While scrolling through Snapchat stories one day, I saw that a friend was making homemade bagels and I thought to myself, "I bet I could do that." I love eating bagels for breakfast (my poor roommates have been frustrated for years by with sprinkles of poppy and sesame seed covering the kitchen counters in the mornings) but good bagels aren't cheap When I was at Trader Joe's,  picked up the "Everything but the Bagel Sesame Seasoning" and knew I had to try it on a homemade bagel. 

I searched the internet for the best recipe and ended up on the one below. It's quite easy to make and the parts that are probably new to you are a fun adventure. The recipe calls for high gluten flour, which is also known as bread flour. It isn't much different than all-purpose flour, so if that's all you have, it will still work. It will be chewier and more like an artisan bagel with the high gluten flour. 

My one caveat to this recipe is that my experience was not injury free. I got overly excited about trying the delicious looking bagels, so I tried to cut one before it had properly cooled and ended up slightly burning my fingers. Then the next day, I was trying to slice a bagel with a bread knife and it slipped, cutting my pointer fingernail in half. It was bloody and terrible (but thankfully the bagel was spared). This is just to say, be careful. Take your time and it's totally worth it.

Once you let the bagels cool down completely, I recommend wrapping them in a dish towel or paper bag, so they don't release steam in an airtight bag. Then, the bagels can be kept in a ziplock bag and will last around 6 days.

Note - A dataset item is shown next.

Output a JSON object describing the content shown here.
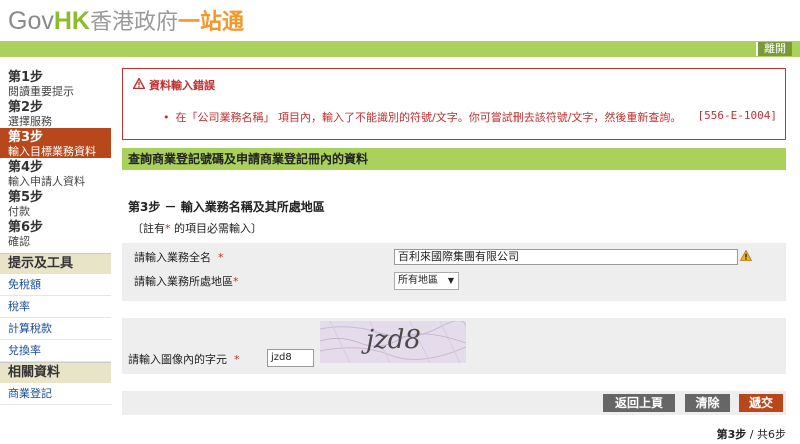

They can also be frozen if you want to make them in advance. 


Active Time: 40 minutes
Total Time: 2 hours
Makes: 8 bagels
Recipe adapted from: Sophisticated Gourmet 

2 teaspoons active dry yeast
1 1/2 tablespoons white sugar
1 1/4 cup warm water
3 1/2 cups (500g) bread flour or high gluten flour
1 1/2 teaspoons salt
1 egg (optional)
Everything But the Bagel Seasoning (optional)

1. In a large measuring cup, combine warm water and sugar. When sugar has mostly dissolved, add yeast and let sit for 5 minutes. 
2. In a medium bowl, combine flour and salt. When proofed, stir in yeast mixture. Stir until combined and turn on to a floured surface to knead. Continue to add more flour to keep from sticking and knead for 5-10 minutes until it forms a smooth and elastic ball. Work in as much flour as possible to form a firm and stiff dough. 
3. Lightly brush a bowl with oil and put the dough in. Cover with a damp dish towel and place in a warm spot to rise until doubled (approximately 1 hour). Punch the dough down and let it rest another 10 minutes. Preheat the oven to 425ºF.
4. Divide the dough into 6 or 8 equal pieces (depending on how large you like your bagels. I prefer 6), each in a round ball. Take a dough ball and press it gently against the work surface, moving your hand and the ball in a circular motion pulling the dough into itself while reducing the pressure on top of the dough slightly until a perfect dough ball forms (as pictured below). Repeat with remaining balls of dough.
5. Gently press your finger of each dough ball to form a ring. Stretch the hole and place on a lightly oiled cookie sheet. Repeat with remaining dough balls.
6. After shaping bagels, cover with a damp dish towel and let rest for 10 minutes.
7. Bring a large pot of water to boil. Use a slotted spoon to lower the bagels into the water, as many as will fit in the pot at a time. Let them float on the surface of the water for about 1 minute on each side. Leaving them longer will result in a chewier bagel, which some prefer.
8. If you want toppings, brush the tops with an egg wash and put on your toppings like Everything Bagel, sesame seeds, poppy seeds, minced garlic, minced onion, etc.
9. Bake for 20 minutes, until golden brown. Cool on a wire rack and enjoy with butter or cream cheese, as desired!